Data records for software interfaces
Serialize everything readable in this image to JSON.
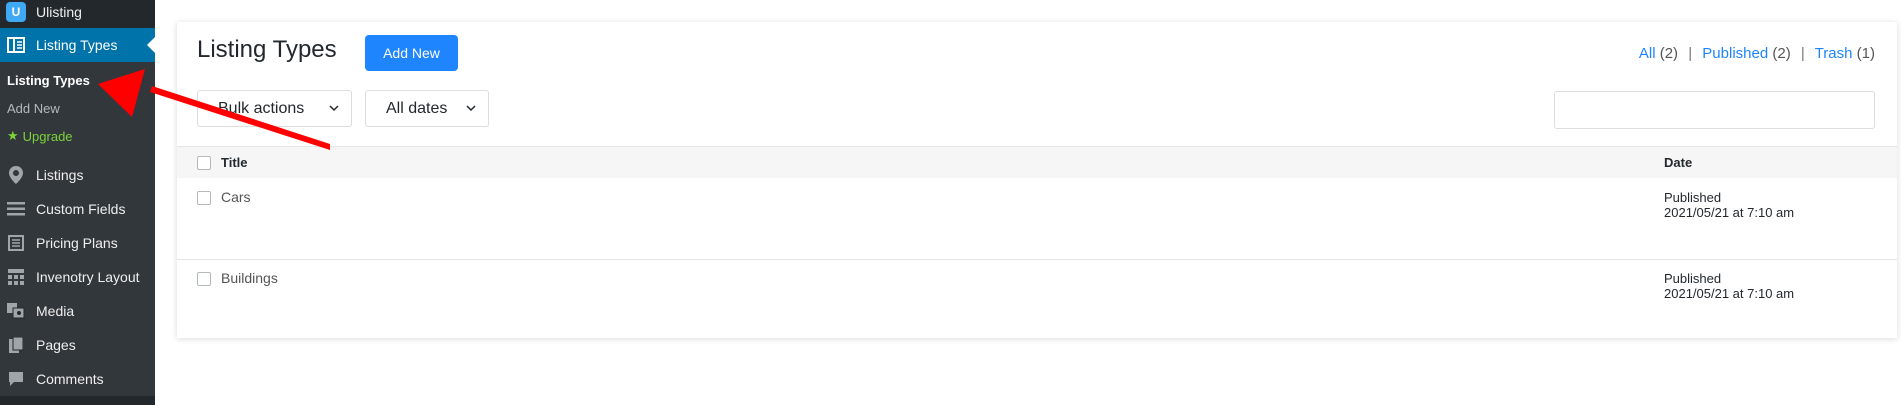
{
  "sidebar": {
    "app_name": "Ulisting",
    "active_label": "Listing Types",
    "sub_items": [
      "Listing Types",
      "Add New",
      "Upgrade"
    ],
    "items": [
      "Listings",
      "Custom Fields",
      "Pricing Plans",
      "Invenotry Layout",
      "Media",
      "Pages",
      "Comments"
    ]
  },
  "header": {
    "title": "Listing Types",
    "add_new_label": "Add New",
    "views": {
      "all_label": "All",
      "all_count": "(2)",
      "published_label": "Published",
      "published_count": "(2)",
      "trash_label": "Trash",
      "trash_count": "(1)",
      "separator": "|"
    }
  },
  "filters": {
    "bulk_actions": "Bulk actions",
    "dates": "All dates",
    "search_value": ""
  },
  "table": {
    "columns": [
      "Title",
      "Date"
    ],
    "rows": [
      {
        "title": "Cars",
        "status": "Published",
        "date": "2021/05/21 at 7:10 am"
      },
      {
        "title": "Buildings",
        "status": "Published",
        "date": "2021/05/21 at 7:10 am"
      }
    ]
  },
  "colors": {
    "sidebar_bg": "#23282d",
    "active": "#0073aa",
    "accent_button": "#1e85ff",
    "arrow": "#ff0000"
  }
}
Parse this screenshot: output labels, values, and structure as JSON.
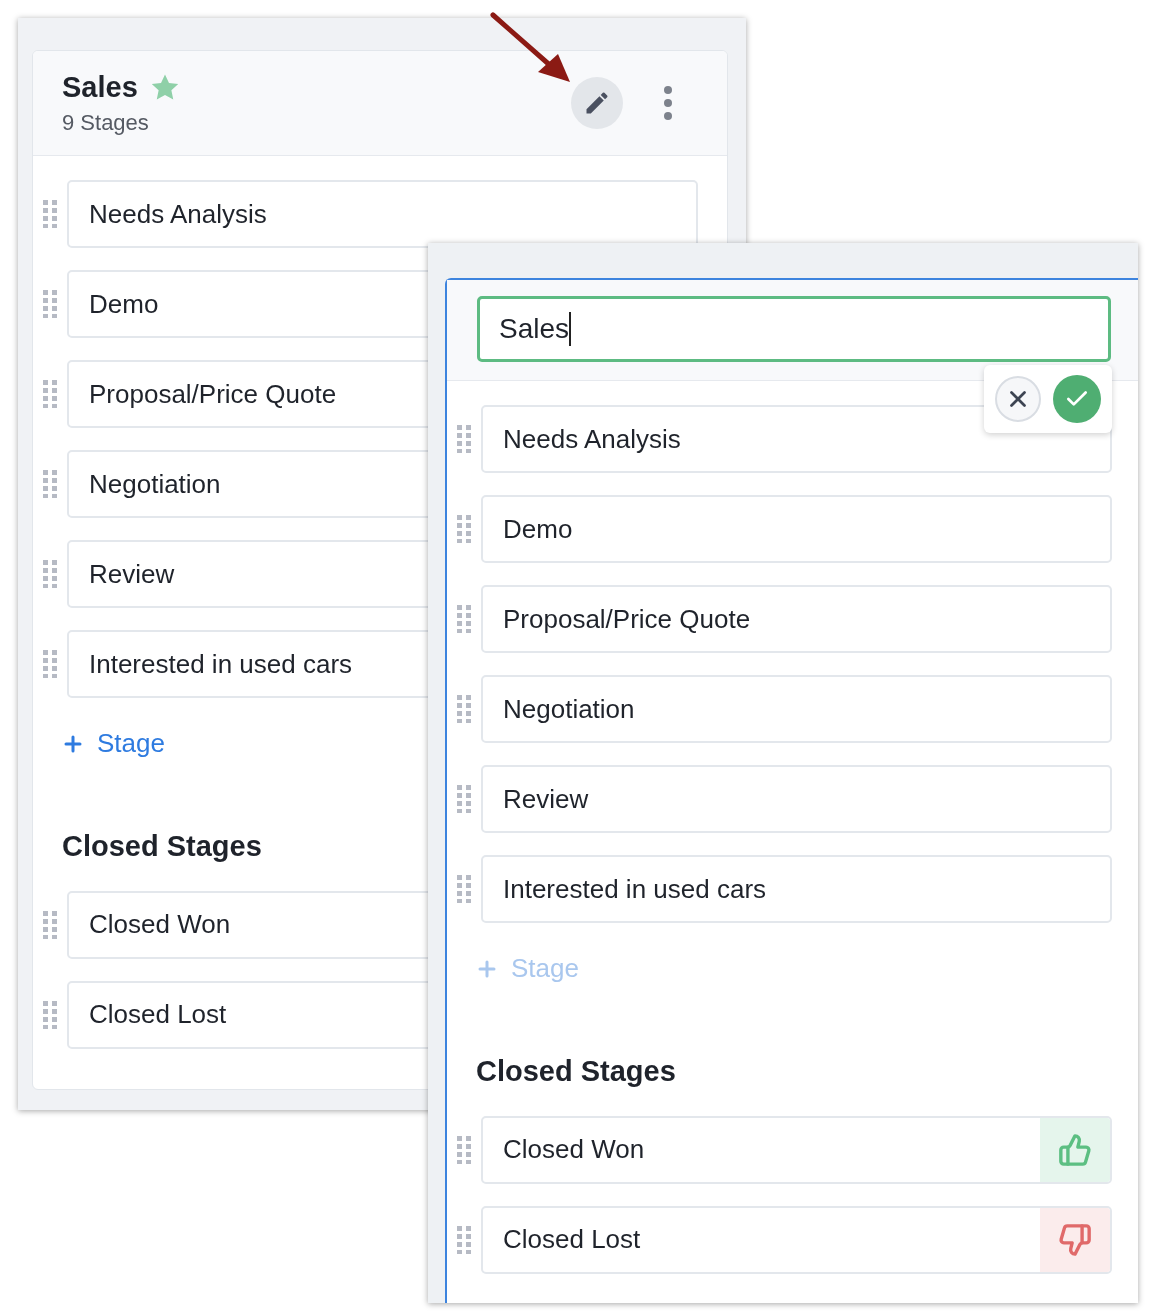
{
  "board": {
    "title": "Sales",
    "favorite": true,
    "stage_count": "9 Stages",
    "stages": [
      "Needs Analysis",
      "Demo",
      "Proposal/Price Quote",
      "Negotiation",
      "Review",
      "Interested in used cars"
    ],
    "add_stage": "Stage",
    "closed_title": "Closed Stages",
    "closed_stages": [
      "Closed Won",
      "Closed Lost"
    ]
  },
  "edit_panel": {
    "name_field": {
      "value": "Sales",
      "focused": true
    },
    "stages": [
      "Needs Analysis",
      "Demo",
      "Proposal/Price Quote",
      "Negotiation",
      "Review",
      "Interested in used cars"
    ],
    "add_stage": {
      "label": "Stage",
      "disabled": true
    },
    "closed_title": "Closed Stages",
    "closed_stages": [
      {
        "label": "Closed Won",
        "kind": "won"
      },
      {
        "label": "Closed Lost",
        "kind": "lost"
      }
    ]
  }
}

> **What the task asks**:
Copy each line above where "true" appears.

> **Task answer**:
    "favorite": true,
      "focused": true
      "disabled": true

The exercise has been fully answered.